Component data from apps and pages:
----
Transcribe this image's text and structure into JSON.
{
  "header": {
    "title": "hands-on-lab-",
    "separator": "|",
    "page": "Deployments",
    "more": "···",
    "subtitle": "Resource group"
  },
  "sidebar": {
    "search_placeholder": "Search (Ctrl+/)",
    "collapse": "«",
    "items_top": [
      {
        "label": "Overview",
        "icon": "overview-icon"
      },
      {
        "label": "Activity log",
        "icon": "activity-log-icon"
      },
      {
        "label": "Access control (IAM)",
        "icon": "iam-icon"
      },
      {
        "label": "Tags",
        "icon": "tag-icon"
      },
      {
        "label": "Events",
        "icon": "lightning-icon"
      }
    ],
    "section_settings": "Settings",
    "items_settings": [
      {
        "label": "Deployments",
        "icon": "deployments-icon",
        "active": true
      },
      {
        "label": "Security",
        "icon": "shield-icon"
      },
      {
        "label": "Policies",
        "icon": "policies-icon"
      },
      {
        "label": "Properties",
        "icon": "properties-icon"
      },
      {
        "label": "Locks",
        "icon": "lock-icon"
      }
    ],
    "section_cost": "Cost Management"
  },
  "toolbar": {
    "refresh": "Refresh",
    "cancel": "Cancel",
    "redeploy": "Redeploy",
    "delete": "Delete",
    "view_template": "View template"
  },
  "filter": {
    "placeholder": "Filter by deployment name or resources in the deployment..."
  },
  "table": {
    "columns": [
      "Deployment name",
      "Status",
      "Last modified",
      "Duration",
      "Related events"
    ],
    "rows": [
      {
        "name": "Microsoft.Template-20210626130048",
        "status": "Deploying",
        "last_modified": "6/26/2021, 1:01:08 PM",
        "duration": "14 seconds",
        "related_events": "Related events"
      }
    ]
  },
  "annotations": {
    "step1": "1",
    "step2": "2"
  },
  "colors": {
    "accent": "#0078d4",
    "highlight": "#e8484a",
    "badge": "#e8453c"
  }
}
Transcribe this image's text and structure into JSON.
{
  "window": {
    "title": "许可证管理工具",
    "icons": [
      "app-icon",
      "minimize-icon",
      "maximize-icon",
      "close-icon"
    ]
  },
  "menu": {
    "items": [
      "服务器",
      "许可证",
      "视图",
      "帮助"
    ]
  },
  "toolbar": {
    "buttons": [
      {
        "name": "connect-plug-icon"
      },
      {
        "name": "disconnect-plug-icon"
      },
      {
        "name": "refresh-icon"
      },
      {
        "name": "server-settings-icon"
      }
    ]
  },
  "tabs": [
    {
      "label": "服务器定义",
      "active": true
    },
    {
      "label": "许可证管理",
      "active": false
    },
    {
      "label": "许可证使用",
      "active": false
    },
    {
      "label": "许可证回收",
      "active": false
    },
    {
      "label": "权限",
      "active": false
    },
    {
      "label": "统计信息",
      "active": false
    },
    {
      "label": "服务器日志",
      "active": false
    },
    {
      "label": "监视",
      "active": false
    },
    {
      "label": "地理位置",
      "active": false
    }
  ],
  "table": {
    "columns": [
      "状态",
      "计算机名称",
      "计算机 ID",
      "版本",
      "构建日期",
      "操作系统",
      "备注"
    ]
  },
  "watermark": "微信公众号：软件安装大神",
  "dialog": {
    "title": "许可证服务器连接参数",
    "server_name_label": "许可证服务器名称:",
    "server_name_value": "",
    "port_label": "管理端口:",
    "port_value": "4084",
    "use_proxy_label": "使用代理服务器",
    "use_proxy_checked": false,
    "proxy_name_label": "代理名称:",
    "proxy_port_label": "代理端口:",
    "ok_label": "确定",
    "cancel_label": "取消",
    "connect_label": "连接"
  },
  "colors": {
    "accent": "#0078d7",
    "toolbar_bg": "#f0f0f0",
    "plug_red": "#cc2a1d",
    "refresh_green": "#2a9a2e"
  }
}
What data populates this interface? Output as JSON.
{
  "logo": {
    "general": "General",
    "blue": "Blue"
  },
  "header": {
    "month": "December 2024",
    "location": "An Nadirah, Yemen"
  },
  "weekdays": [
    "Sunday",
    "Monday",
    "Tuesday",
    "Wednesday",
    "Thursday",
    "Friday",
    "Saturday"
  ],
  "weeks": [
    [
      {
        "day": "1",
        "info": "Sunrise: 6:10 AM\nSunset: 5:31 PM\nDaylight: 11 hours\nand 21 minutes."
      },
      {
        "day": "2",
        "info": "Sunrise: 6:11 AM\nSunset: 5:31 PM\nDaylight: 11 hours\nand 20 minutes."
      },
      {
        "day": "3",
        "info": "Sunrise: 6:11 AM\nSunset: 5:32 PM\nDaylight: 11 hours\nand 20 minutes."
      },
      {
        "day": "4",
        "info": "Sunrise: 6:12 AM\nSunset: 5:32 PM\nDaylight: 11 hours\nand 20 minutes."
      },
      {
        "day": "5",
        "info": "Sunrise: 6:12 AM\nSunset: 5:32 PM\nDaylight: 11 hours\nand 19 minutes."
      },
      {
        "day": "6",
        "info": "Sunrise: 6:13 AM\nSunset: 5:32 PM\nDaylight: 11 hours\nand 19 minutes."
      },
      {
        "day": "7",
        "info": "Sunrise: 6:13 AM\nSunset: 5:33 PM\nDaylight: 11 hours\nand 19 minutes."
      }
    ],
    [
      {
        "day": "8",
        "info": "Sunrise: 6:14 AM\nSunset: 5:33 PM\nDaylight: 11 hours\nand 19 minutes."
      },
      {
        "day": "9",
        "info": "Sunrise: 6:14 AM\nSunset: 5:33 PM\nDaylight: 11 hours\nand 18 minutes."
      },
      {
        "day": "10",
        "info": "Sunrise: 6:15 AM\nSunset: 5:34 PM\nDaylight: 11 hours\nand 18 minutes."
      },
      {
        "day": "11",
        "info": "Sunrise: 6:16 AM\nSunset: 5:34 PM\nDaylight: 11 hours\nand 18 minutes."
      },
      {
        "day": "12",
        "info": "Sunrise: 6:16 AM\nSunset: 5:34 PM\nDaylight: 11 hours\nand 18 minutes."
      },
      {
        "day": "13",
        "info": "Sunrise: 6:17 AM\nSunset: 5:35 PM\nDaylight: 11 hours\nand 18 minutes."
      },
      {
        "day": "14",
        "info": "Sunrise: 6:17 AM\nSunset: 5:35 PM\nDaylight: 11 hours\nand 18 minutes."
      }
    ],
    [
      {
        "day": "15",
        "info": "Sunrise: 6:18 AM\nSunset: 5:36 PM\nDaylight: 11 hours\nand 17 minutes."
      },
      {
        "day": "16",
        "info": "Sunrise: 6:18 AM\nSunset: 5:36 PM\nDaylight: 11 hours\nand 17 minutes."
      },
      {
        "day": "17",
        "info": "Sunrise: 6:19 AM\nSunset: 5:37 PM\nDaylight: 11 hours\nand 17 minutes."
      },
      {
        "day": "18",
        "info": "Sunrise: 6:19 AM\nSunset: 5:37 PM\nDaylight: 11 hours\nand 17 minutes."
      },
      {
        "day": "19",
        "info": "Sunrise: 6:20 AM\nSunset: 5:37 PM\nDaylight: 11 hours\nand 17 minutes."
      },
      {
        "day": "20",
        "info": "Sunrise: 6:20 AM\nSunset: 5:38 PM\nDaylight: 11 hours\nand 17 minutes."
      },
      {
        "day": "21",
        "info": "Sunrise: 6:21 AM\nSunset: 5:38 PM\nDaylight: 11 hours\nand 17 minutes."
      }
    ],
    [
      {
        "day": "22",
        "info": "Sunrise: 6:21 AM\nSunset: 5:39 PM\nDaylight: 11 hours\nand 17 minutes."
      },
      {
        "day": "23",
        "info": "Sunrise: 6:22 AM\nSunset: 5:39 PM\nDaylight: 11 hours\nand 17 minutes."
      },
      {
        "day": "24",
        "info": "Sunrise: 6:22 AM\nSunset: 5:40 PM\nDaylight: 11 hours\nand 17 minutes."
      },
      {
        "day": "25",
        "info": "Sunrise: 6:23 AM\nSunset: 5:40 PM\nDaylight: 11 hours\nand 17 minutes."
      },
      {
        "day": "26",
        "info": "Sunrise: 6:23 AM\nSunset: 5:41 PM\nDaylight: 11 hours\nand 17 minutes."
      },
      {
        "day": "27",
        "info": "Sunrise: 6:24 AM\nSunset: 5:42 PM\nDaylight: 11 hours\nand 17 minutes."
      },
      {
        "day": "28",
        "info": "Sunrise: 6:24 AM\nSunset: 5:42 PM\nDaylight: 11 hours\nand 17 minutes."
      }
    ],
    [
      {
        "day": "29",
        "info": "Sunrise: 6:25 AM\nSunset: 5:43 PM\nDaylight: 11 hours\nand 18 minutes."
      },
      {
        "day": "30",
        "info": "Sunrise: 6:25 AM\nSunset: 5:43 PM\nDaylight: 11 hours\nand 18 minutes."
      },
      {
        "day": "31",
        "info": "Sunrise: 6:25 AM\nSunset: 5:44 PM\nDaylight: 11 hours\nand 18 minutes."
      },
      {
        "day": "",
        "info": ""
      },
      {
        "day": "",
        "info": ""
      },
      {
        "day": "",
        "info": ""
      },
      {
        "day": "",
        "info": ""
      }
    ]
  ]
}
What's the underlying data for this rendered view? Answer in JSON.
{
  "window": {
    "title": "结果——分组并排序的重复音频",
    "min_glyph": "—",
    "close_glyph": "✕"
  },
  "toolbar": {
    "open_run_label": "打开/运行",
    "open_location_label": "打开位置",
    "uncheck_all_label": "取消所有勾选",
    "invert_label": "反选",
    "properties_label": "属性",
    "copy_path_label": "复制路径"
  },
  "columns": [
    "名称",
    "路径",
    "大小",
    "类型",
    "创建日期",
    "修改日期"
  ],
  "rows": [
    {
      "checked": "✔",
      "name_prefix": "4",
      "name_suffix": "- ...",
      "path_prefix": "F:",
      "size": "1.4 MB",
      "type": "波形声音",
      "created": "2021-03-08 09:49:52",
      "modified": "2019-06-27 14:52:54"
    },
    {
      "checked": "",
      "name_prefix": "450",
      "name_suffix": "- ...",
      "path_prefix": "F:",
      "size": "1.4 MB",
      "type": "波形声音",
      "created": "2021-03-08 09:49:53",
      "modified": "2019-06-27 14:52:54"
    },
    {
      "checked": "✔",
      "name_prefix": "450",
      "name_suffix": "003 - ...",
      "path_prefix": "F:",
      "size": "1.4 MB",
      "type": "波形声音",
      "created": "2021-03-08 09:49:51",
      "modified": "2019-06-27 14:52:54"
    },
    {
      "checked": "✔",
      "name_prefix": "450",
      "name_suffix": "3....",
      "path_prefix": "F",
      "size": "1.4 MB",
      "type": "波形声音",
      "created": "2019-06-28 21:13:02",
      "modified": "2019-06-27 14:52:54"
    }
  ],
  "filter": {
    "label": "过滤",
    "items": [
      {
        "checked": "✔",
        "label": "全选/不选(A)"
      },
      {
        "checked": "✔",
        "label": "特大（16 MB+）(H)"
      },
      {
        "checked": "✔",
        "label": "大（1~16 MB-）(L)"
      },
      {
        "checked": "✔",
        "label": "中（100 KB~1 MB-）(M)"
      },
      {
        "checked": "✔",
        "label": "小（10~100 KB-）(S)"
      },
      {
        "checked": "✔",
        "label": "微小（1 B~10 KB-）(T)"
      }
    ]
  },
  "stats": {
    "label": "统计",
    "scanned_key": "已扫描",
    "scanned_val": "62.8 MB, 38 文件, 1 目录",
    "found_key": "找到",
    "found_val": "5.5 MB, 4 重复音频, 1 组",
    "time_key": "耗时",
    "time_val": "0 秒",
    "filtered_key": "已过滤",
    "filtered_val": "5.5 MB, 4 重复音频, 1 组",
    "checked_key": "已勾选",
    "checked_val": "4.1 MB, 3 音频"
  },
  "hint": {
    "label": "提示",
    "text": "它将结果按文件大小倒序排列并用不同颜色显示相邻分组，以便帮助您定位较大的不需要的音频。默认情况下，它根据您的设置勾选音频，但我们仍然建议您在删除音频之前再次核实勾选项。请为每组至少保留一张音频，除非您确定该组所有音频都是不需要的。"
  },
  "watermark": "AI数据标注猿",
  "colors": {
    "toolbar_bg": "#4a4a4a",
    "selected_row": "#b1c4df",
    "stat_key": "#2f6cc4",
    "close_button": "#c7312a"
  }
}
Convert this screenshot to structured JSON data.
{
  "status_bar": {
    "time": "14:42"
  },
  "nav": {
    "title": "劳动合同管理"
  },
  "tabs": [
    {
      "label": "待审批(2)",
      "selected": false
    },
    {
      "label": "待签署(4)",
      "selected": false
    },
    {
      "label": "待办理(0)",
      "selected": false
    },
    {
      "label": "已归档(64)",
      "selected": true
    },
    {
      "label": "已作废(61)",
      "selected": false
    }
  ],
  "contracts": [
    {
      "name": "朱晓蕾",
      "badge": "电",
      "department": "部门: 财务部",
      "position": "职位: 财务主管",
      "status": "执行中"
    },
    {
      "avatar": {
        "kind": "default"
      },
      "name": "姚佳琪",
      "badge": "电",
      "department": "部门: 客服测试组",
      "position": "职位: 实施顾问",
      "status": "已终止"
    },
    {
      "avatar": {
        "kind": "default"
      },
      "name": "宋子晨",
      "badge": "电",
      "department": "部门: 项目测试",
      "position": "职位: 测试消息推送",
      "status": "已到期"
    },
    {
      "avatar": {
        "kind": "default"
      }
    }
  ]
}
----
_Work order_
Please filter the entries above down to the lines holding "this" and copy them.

_Problem solution_
Transcribe this image's text and structure into JSON.
Transcribe this image's text and structure into JSON.
What data populates this interface? Output as JSON.
What's the underlying data for this rendered view? Answer in JSON.
Convert this screenshot to structured JSON data.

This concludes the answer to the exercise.